American Vogue, whose editor is mostly Anna Wintour, featured the VP in her signature look standing behind the laziest backdrop set I’ve seen in my life. He honestly looked as if a five-year-old had a hand dragging the cloth. The lighting was poor, the choice of her sorority colors for background seemed like a half-hearted creative attempt to add context to the person she is and even though the image is not alone sorry, somehow it didn’t manage to capture the powerhouse image I have in my mind.
Some say that the whole concept of the photoshoot may have been to make her appeal as more of a kind of person in relation to reality given the backdrop of American polarization politics and the pandemic. While this may seem like a fair point, no one expects American Vogue to be read by people who want to be 100 percent in touch with reality.
Fashion for many is a form of escape and especially with the VP the styling and imagery of the shoot could have projected an image of hope and optimism. The magazine could have given us something new, Kamala in a way we have not seen before. Close, intimate and personal.
By now most people already know her for favoring Converse, her statement pearls and slick pants suits.
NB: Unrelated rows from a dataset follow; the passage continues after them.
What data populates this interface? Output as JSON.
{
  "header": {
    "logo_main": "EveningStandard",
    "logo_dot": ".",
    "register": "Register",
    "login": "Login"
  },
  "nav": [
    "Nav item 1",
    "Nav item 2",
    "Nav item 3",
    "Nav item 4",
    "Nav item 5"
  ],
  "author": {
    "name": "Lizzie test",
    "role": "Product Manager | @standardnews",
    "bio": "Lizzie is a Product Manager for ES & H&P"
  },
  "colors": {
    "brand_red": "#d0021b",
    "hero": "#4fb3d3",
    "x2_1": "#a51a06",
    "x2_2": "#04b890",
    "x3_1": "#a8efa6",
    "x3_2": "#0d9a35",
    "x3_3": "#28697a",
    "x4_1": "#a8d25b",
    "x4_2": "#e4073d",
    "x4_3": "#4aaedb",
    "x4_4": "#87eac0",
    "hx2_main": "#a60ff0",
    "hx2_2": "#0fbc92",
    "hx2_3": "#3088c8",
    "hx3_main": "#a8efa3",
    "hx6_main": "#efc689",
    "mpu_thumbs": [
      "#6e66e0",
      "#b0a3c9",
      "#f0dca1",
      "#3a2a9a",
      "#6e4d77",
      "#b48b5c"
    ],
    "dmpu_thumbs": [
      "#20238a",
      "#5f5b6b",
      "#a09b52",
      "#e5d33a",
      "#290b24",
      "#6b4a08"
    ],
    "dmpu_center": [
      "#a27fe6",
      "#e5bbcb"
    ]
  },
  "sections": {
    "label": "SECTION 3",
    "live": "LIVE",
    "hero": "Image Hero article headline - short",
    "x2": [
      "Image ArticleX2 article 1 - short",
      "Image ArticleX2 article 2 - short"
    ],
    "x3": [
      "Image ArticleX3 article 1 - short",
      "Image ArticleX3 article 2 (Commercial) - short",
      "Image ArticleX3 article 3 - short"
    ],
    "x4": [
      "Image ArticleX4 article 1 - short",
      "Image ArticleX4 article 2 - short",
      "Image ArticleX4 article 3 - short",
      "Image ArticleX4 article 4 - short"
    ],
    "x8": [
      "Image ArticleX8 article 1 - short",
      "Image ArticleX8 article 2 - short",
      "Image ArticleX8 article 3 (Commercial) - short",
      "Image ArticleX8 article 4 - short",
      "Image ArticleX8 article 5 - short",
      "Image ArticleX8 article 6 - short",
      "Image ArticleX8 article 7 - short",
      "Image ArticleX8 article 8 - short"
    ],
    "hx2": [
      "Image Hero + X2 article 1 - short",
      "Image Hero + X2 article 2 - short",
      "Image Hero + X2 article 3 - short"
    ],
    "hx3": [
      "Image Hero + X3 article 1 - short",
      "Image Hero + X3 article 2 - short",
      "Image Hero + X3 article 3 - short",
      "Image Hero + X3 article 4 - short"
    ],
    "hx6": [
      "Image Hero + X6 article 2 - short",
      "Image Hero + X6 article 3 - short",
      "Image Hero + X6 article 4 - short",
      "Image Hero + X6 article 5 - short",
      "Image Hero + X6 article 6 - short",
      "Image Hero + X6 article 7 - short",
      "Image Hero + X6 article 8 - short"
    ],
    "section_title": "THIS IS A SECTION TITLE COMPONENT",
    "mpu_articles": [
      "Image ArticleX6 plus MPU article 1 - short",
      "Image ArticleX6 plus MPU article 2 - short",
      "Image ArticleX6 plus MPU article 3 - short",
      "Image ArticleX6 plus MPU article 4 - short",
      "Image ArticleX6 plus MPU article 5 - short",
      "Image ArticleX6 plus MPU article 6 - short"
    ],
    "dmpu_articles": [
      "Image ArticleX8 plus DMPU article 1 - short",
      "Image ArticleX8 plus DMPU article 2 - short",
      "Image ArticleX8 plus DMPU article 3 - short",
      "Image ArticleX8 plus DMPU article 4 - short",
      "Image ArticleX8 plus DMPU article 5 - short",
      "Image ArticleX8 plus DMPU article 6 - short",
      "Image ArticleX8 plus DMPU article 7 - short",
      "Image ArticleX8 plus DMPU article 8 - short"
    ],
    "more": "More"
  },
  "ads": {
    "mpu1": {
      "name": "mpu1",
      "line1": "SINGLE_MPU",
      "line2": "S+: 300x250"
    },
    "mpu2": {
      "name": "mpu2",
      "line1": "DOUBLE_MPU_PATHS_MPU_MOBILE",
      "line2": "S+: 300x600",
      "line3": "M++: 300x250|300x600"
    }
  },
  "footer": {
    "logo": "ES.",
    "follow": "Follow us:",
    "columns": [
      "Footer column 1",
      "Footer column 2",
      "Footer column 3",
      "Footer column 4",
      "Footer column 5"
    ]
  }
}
So it must be said that the accessible, feminine image of a career has already been hammered many times over.
With anger mounting and the magazine deciding to re-shoot the cover, this is just a gentle reminder of why we need to move away considering inclusivity only when it’s first. Would they have improved the lighting, styling and concept if they had been used to projecting women of color into power poses? I would tend to think that. Would they be more aware of the reception if more people of color were actually working on shoots like these? Possibly. Unfortunately, this is just another reminder of how white supremacy forces you to comply, so that they have to control the narratives of what is and is not considered acceptable to you. Spreading carrots intermittently to stay relevant but rarely having any tangible effect to really including everyone.